    This is an excellent post. I feel very much the same as you. At the time of the bankruptcy our Bible study group was studying Revelation. When it talked about God finally showing vengeance on those who had wronged his people, it was very meaningful to me. The Bible teaches again and again that vengeance is not for us. It is for God. It is very freeing to me to know that I can forgive, and not worry anymore who did what to us. If God feels that vengeance is needed he will take care of it in His time. All we are asked to do is trust in him and follow his example of love and forgiveness, which is not always easy. But to me it is much easier than carrying around a heart full of anger. That is very heavy indeed!
    So thanks for this post. Have a great weekend!

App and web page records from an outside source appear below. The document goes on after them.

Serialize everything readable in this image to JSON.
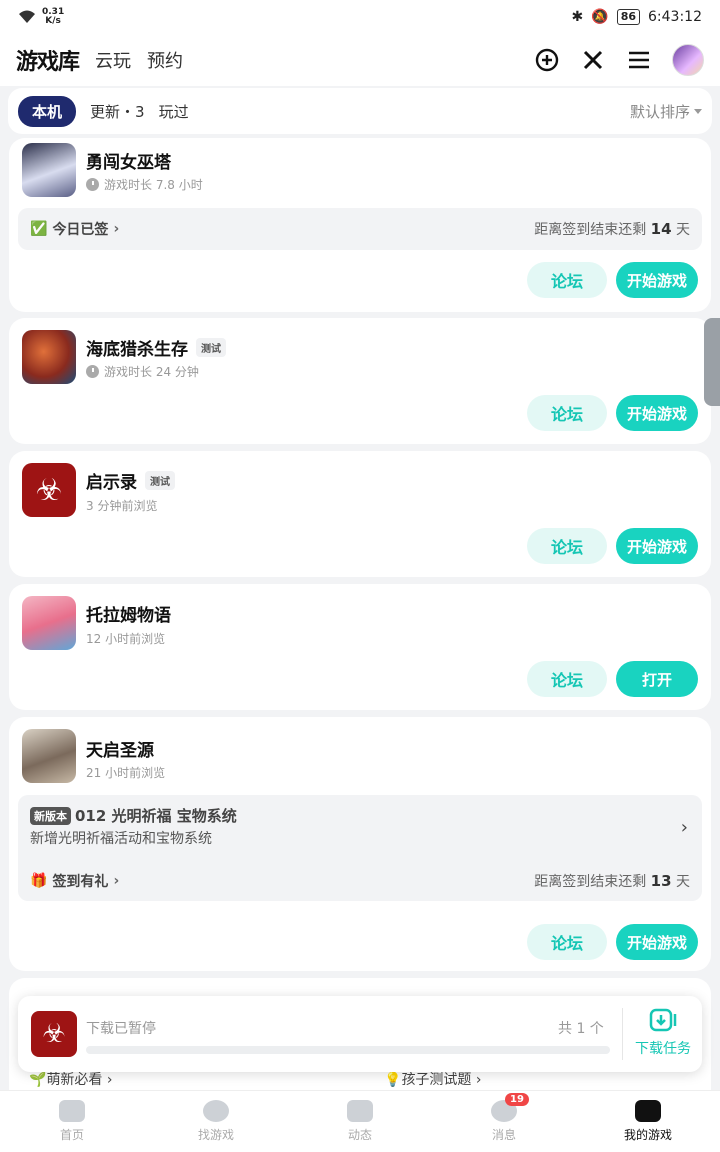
{
  "status": {
    "speed": "0.31\nK/s",
    "battery": "86",
    "time": "6:43:12"
  },
  "header": {
    "logo": "游戏库",
    "tabs": [
      "云玩",
      "预约"
    ]
  },
  "filter": {
    "active": "本机",
    "tabs": [
      "更新・3",
      "玩过"
    ],
    "sort": "默认排序"
  },
  "games": [
    {
      "name": "勇闯女巫塔",
      "sub": "游戏时长 7.8 小时",
      "sign_left": "今日已签",
      "sign_right_prefix": "距离签到结束还剩 ",
      "sign_days": "14",
      "sign_suffix": " 天",
      "forum": "论坛",
      "play": "开始游戏"
    },
    {
      "name": "海底猎杀生存",
      "tag": "测试",
      "sub": "游戏时长 24 分钟",
      "forum": "论坛",
      "play": "开始游戏"
    },
    {
      "name": "启示录",
      "tag": "测试",
      "sub": "3 分钟前浏览",
      "forum": "论坛",
      "play": "开始游戏"
    },
    {
      "name": "托拉姆物语",
      "sub": "12 小时前浏览",
      "forum": "论坛",
      "play": "打开"
    },
    {
      "name": "天启圣源",
      "sub": "21 小时前浏览",
      "update_badge": "新版本",
      "update_title": "012 光明祈福 宝物系统",
      "update_desc": "新增光明祈福活动和宝物系统",
      "sign_left": "签到有礼",
      "sign_right_prefix": "距离签到结束还剩 ",
      "sign_days": "13",
      "sign_suffix": " 天",
      "forum": "论坛",
      "play": "开始游戏"
    }
  ],
  "download": {
    "status": "下载已暂停",
    "count": "共 1 个",
    "task": "下载任务",
    "progress": 0
  },
  "peek": {
    "left": "萌新必看",
    "right": "孩子测试题"
  },
  "nav": {
    "items": [
      "首页",
      "找游戏",
      "动态",
      "消息",
      "我的游戏"
    ],
    "message_badge": "19",
    "active": "我的游戏"
  },
  "colors": {
    "accent": "#19d3c0",
    "navy": "#1f2a6e"
  }
}
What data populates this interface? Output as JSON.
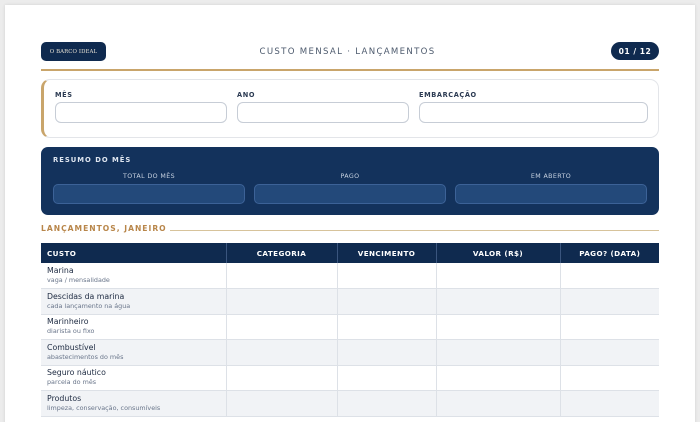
{
  "header": {
    "logo_text": "O BARCO IDEAL",
    "title": "CUSTO MENSAL · LANÇAMENTOS",
    "page_indicator": "01 / 12"
  },
  "fields": {
    "month_label": "MÊS",
    "year_label": "ANO",
    "vessel_label": "EMBARCAÇÃO",
    "month_value": "",
    "year_value": "",
    "vessel_value": ""
  },
  "summary": {
    "title": "RESUMO DO MÊS",
    "total_label": "TOTAL DO MÊS",
    "paid_label": "PAGO",
    "open_label": "EM ABERTO",
    "total_value": "",
    "paid_value": "",
    "open_value": ""
  },
  "section": {
    "title": "LANÇAMENTOS, JANEIRO"
  },
  "table": {
    "headers": [
      "CUSTO",
      "CATEGORIA",
      "VENCIMENTO",
      "VALOR (R$)",
      "PAGO? (DATA)"
    ],
    "rows": [
      {
        "title": "Marina",
        "subtitle": "vaga / mensalidade"
      },
      {
        "title": "Descidas da marina",
        "subtitle": "cada lançamento na água"
      },
      {
        "title": "Marinheiro",
        "subtitle": "diarista ou fixo"
      },
      {
        "title": "Combustível",
        "subtitle": "abastecimentos do mês"
      },
      {
        "title": "Seguro náutico",
        "subtitle": "parcela do mês"
      },
      {
        "title": "Produtos",
        "subtitle": "limpeza, conservação, consumíveis"
      }
    ]
  },
  "colors": {
    "navy": "#0f2a4f",
    "gold": "#c9a56b",
    "summary_bg": "#13325c"
  }
}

  7. hi ruth,
    i'm at

    it's private but you're welcome :) just send me your email address for an invite. darci :)

  8. As incredible as it seems now, Sue is a Christian. I saw her on 100 Huntley Street, ages ago, discussing faith and adoption in a way that led me to believe she was a true, born again Christian.

    It took a while for me to have peace about this, but I do believe that for me personally - as a Christian - I must release forgiveness to Sue as God has forgiven me. Although she has hurt me deeply, she's still a part of the same Body I'm part of. (ie/ the worldwide body of Christ.) It's my responsibility to react to her sin the way God reacts to mine: with forgiveness, grace and a love that will cover any multitude of sins.

    Anyway... that sounds very holy, but it's not easy, that's for sure! :) Still... one day at a time. I pray, like you, that those responsible will experience the grace that I have experienced. And I also pray that God will move their hearts to make restitution to the children and families they have wronged. With God, nothing is impossible! :)

  9. Thanks for this post! We're adopting as well, but we're not with Imagine. It broke my heart when I heard about the bankruptcy, and wondered how families were going to deal with such heartbreak.

    I'm happy to hear of you and other families that have found the ability to forgive when you've been so wronged.